No man can enter into a strong man’s house, and spoil his goods, except he will first bind the strong man; and then he will spoil his house.
Verily I say unto you, All sins shall be forgiven unto the sons of men, and blasphemies wherewith soever they shall blaspheme: but he that shall blaspheme against the Holy Ghost hath never forgiveness, but is in danger of eternal damnation.
Because they said, he hath an unclean spirit.
When the unclean spirit is gone out of a man, he walketh through dry places, seeking rest: and finding none, he saith, I will return unto my house whence I came out. And when he cometh, he findeth it swept and garnished. Then goeth he, and taketh to him seven other spirits more wicked than himself; and the last state of that man is worse than the first.
Scripture: Matthew 12:1-8
Meditation 1 of 2:

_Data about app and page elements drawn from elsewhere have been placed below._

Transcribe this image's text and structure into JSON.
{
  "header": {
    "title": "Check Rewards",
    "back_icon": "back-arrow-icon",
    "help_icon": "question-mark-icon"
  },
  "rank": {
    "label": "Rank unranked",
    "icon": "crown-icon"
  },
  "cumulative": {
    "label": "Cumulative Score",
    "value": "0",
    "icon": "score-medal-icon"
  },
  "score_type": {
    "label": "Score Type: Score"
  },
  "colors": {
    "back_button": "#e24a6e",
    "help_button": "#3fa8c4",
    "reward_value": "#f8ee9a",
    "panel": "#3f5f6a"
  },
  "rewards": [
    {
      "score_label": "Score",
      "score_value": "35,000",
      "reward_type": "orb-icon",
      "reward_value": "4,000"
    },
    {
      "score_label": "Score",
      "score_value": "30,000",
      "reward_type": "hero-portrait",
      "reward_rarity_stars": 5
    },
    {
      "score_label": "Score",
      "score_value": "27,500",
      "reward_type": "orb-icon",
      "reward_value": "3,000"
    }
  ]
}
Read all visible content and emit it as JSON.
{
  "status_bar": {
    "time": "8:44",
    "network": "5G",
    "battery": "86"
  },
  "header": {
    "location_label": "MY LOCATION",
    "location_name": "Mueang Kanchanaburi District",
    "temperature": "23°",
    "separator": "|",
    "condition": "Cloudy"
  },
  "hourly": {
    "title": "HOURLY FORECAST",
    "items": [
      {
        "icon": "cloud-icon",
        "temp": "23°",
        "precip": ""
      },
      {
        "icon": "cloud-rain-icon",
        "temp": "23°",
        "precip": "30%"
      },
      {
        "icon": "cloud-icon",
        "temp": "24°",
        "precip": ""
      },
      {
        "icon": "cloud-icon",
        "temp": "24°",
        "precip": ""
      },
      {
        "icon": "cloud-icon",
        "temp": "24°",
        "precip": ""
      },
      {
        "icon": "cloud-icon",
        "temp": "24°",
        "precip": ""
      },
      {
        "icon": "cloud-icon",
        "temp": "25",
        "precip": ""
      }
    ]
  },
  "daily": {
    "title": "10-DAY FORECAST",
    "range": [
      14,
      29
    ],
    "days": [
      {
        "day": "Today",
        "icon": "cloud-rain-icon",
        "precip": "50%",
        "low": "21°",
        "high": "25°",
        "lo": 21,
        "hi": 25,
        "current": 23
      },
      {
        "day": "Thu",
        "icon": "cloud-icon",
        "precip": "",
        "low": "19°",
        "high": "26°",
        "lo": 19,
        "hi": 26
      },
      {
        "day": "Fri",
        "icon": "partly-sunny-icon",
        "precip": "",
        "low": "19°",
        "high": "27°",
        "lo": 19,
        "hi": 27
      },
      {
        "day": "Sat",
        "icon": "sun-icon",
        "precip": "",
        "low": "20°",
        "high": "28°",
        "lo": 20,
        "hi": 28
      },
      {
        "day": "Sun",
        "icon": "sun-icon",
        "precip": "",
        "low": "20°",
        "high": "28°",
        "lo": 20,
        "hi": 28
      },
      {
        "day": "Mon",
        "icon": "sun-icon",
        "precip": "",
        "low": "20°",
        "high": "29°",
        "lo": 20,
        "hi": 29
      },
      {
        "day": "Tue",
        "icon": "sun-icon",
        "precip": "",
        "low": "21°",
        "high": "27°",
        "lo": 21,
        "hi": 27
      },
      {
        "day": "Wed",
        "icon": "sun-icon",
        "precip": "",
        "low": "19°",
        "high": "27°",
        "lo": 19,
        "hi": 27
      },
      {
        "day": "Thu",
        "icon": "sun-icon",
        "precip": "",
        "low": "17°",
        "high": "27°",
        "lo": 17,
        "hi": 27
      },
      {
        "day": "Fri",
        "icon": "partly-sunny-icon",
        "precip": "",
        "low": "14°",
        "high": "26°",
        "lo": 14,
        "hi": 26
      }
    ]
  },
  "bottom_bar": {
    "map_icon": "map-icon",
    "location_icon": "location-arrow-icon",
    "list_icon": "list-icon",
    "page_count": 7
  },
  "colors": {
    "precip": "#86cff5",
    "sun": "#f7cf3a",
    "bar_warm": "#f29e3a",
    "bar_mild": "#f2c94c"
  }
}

What does the commandment “keep holy the Sabbath” require of us? Or better yet, what is the primary intention behind this command? The religious leaders confronted Jesus on this issue. The “Sabbath rest” was meant to be a time to remember and celebrate God’s goodness and the goodness of his work, both in creation and redemption. It was a day set apart for the praise of God, his work of creation, and his saving actions on our behalf. It was intended to bring everyday work to a halt and to provide needed rest and refreshment. Jesus’ disciples are scolded by the scribes and Pharisees, not for plucking and eating corn from the fields, but for doing so on the Sabbath. In defending his disciples, Jesus argues from the scriptures that human need has precedence over ritual custom: In their hunger, David and his men ate of the holy bread offered in the Temple. Jesus also quoted of the Sabbath work involved in worship in the Temple. This kind of work was usually double the work of worship on weekdays. Jesus then quotes from the prophet Hosea (6:6): I desire mercy, and not sacrifice. While the claims of ritual sacrifice are important to God, mercy and kindness in response to human need are even more important. Do you honor the Lord in the way you treat your neighbor and celebrate the Lord’s Day?
“Lord, make us to walk in your way: ‘Where there is love and wisdom, there is neither fear nor ignorance; where there is patience and humility, there is neither anger nor annoyance; where there is poverty and joy, there is neither greed nor avarice; where there is peace and contemplation, there is neither care nor restlessness; where there is the fear of God to guard the dwelling, there no enemy can enter; where there is mercy and prudence, there is neither excess nor harshness’; this we know through your Son, Jesus Christ our Lord.” (Prayer of Francis of Assisi, 1182-1226)
Scripture: Matthew 12:9-14
Meditation 2 of 2:
What is God’s intention for the commandment, keep holy the Sabbath (Exodus 20:8; Deut. 5:12)? The scribes and Pharisees wanted to catch Jesus in the act of breaking the Sabbath ritual so they might accuse him of breaking God’s law. They were filled with fury and contempt for Jesus because they put their own thoughts of right and wrong above God. They were ensnared in their own legalism because they did not understand or see the purpose of God. Jesus shows their fallacy by pointing to God’s intention for the Sabbath: to do good and to save life rather than to do evil or to destroy life. Christians celebrate Sunday as the Lord’s Day, to commemorate God’s work of redemption in Jesus Christ and the new work of creation he accomplished through Christ’s death and resurrection. Taking “our sabbath rest” is a way of expressing honor to God for all that he has done for us. Such “rest” however does not exempt us from our love for our neighbor. If we truly love the Lord above all else, then the love of God will overflow to love of neighbor as well. Do you honor the Lord in the way you celebrate Sunday, the Lord’s Day and in the way you treat you neighbor?
“Lord, in your victory over sin and death on the cross and in your resurrection you give us the assurance of sharing in the eternal rest of heaven. Transform my heart with your love that I may freely serve my neighbor for his good and find joy and refreshment in the celebration of Sunday as the Lord’s Day.”